And it soon became clear that the banks are still closing accounts without explanation—apparently at the rate of 1000 a day—and sometimes for either avowedly political reasons or absurdly frivolous ones. Gina Miller—the anti-Brexit campaigner who almost derailed Brexit with her lawsuits—founded a new political party only to see its account cancelled on grounds of political risk! She will now be helped by Farage, who has established a watchdog body to protect people from “debanking”.
There’s a lot of debanking happening, not only by banks, and very often with official encouragement or even compulsion. It’s one way of ensuring conformity in the new kind of semi-democratic managerial capitalism that was gradually being established without people noticing until Coutts inadvertently revealed it.
What kind is that? N.S. Lyons, who writes the essential Upheaval blog for Substack, outlined in a recent Unherd article how the West is developing its own managerial party-states, softer than China’s but rooted in the same social-credit system of control, and also how this softer control works: “Critically, there can be no neutral institutions in a party-state. The party-state’s enemies are the institution’s enemies, or the institution is an enemy of the party-state (which is not a profitable position to be in). This is what ‘reputational risk’ really means: the risk of appearing to be on the wrong side of the party line.”
What may turn out to be the most significant result of the cancellation of Farage’s bank account is that it has radicalised ordinary people.
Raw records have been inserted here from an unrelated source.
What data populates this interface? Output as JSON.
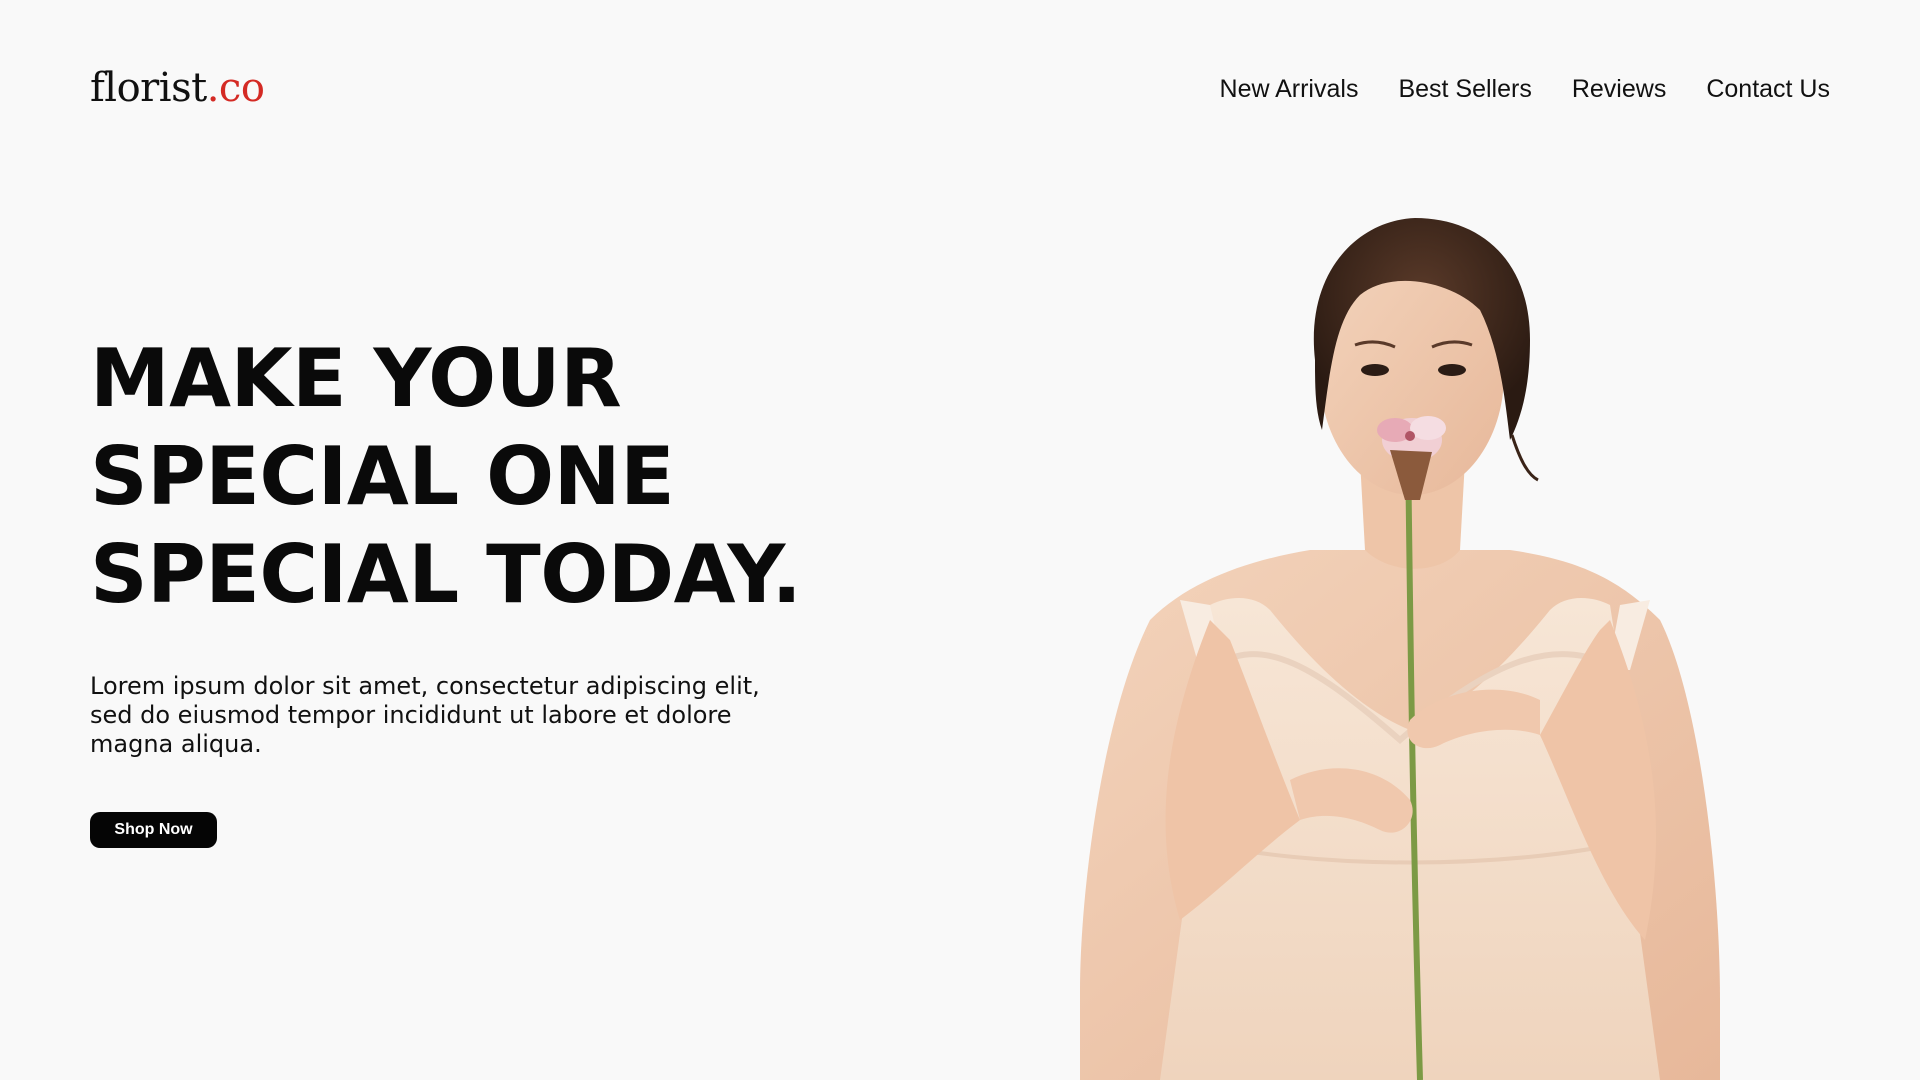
{
  "brand": {
    "name_main": "florist",
    "name_accent": ".co",
    "accent_color": "#d42a24"
  },
  "nav": {
    "items": [
      "New Arrivals",
      "Best Sellers",
      "Reviews",
      "Contact Us"
    ]
  },
  "hero": {
    "headline_lines": [
      "MAKE YOUR",
      "SPECIAL ONE",
      "SPECIAL TODAY."
    ],
    "description": "Lorem ipsum dolor sit amet, consectetur adipiscing elit, sed do eiusmod tempor incididunt ut labore et dolore magna aliqua.",
    "cta_label": "Shop Now"
  }
}
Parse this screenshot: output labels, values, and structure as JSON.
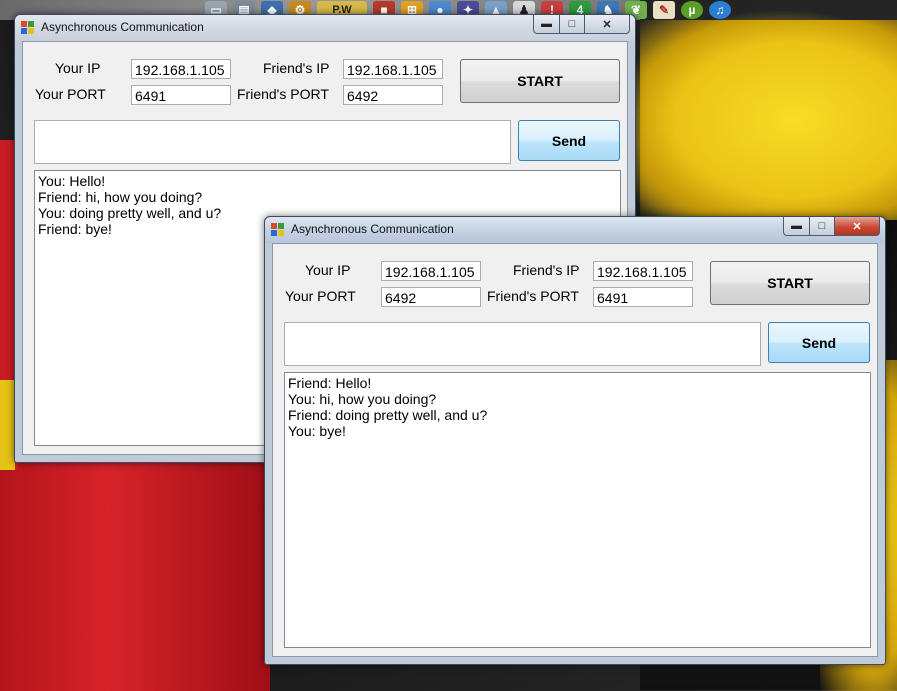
{
  "windows": [
    {
      "title": "Asynchronous Communication",
      "labels": {
        "your_ip": "Your IP",
        "your_port": "Your PORT",
        "friend_ip": "Friend's IP",
        "friend_port": "Friend's PORT"
      },
      "your_ip": "192.168.1.105",
      "your_port": "6491",
      "friend_ip": "192.168.1.105",
      "friend_port": "6492",
      "start_label": "START",
      "send_label": "Send",
      "message": "",
      "log": [
        "You: Hello!",
        "Friend: hi, how you doing?",
        "You: doing pretty well, and u?",
        "Friend: bye!"
      ]
    },
    {
      "title": "Asynchronous Communication",
      "labels": {
        "your_ip": "Your IP",
        "your_port": "Your PORT",
        "friend_ip": "Friend's IP",
        "friend_port": "Friend's PORT"
      },
      "your_ip": "192.168.1.105",
      "your_port": "6492",
      "friend_ip": "192.168.1.105",
      "friend_port": "6491",
      "start_label": "START",
      "send_label": "Send",
      "message": "",
      "log": [
        "Friend: Hello!",
        "You: hi, how you doing?",
        "Friend: doing pretty well, and u?",
        "You: bye!"
      ]
    }
  ],
  "window_controls": {
    "minimize": "▬",
    "maximize": "□",
    "close": "✕"
  },
  "tray_icons": [
    "drive-icon",
    "network-icon",
    "shield-icon",
    "settings-icon",
    "text-icon",
    "app-icon",
    "windows-icon",
    "media-icon",
    "game-icon",
    "chart-icon",
    "runner-icon",
    "warning-icon",
    "number-icon",
    "player-icon",
    "leaf-icon",
    "paint-icon",
    "utorrent-icon",
    "itunes-icon"
  ],
  "tray_labels": {
    "text-icon": "P.W",
    "number-icon": "4"
  }
}
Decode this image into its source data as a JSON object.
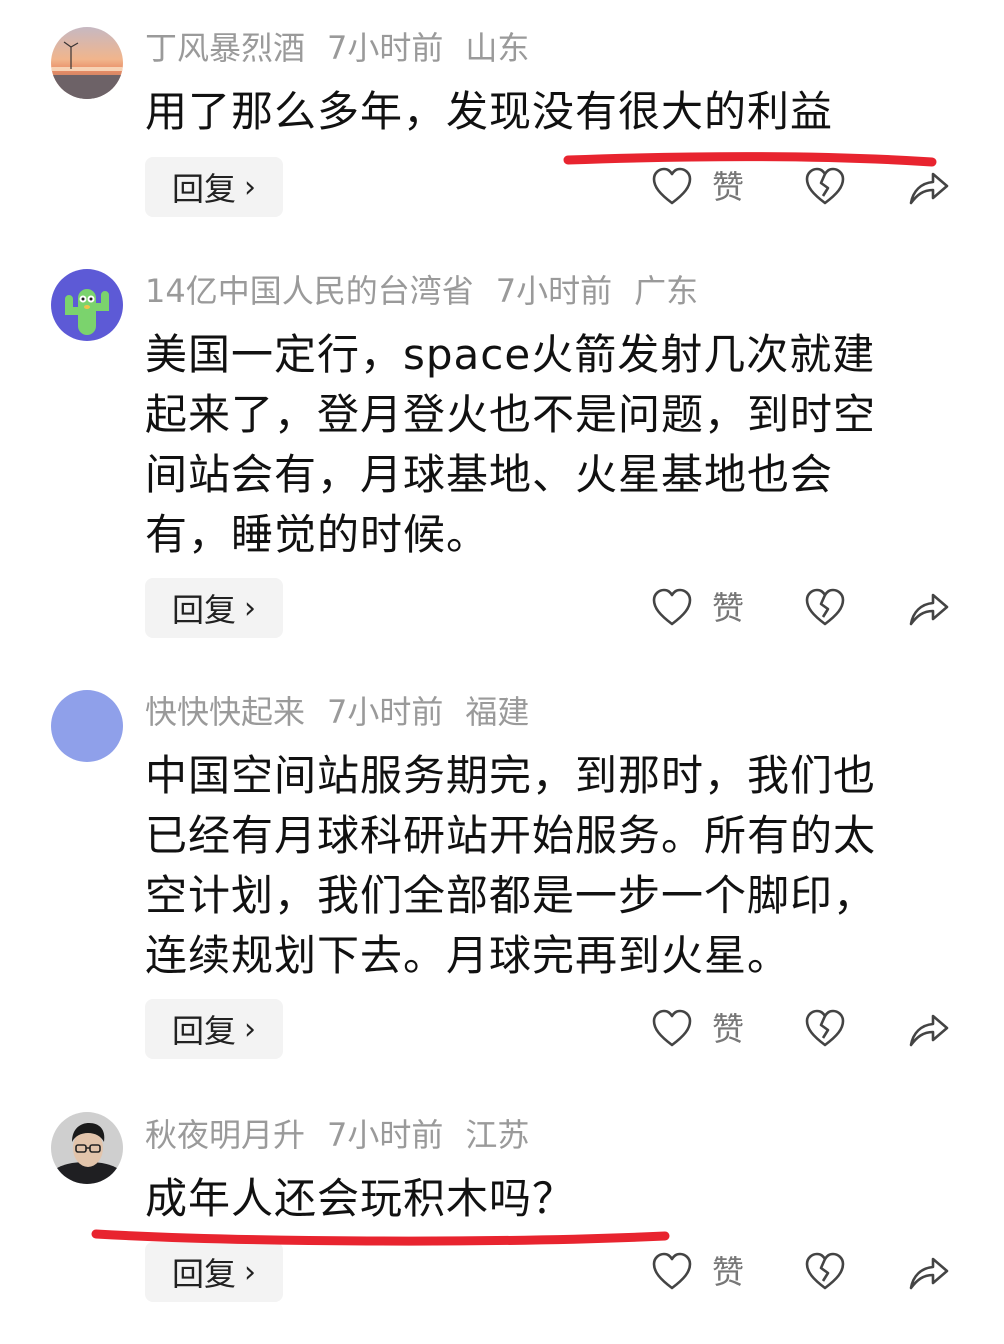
{
  "comments": [
    {
      "username": "丁风暴烈酒",
      "time": "7小时前",
      "location": "山东",
      "avatar": "sunset-landscape-avatar",
      "lines": [
        "用了那么多年，发现没有很大的利益"
      ],
      "reply_label": "回复",
      "like_label": "赞"
    },
    {
      "username": "14亿中国人民的台湾省",
      "time": "7小时前",
      "location": "广东",
      "avatar": "cactus-avatar",
      "lines": [
        "美国一定行，space火箭发射几次就建",
        "起来了，登月登火也不是问题，到时空",
        "间站会有，月球基地、火星基地也会",
        "有，睡觉的时候。"
      ],
      "reply_label": "回复",
      "like_label": "赞"
    },
    {
      "username": "快快快起来",
      "time": "7小时前",
      "location": "福建",
      "avatar": "blue-circle-avatar",
      "lines": [
        "中国空间站服务期完，到那时，我们也",
        "已经有月球科研站开始服务。所有的太",
        "空计划，我们全部都是一步一个脚印，",
        "连续规划下去。月球完再到火星。"
      ],
      "reply_label": "回复",
      "like_label": "赞"
    },
    {
      "username": "秋夜明月升",
      "time": "7小时前",
      "location": "江苏",
      "avatar": "man-portrait-avatar",
      "lines": [
        "成年人还会玩积木吗？"
      ],
      "reply_label": "回复",
      "like_label": "赞"
    }
  ],
  "icons": {
    "reply_chevron": "chevron-right-icon",
    "like": "heart-icon",
    "dislike": "broken-heart-icon",
    "share": "share-arrow-icon"
  },
  "colors": {
    "annotation_underline": "#e8242f",
    "meta_text": "#9a9a9a",
    "reply_bg": "#f3f3f3"
  }
}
It has been a window into a future in which social and economic institutions, not excluding the courts and law enforcement, are administered in accordance with rules and policies disguised either as initialisms like ULEZ, ESG and DEI or as synonyms for politeness such as “inclusiveness”, even though they have not undergone the formality of becoming laws in elected parliaments.
That may be why Tory ministers have shown unusual energy in denouncing the banks and promising new regulations to protect bank clients from discrimination on political grounds. They are likely to have a direct personal interest in democratic principles and civil protections in the very near future. As Dr Johnson remarked, nothing concentrates the mind so wonderfully as the prospect of being hanged in a fortnight.
We can now see our new political divide taking shape more clearly. It will be a struggle between a free, responsible and risk-taking people drawn from all classes, and a fearful establishment ruling a passive proletariat. All our previous political calculations are scattered to the four winds. Like US Republicans and Australian Liberals, the Tories have no choice but to throw in their lot with the first people. They are already hated by the second.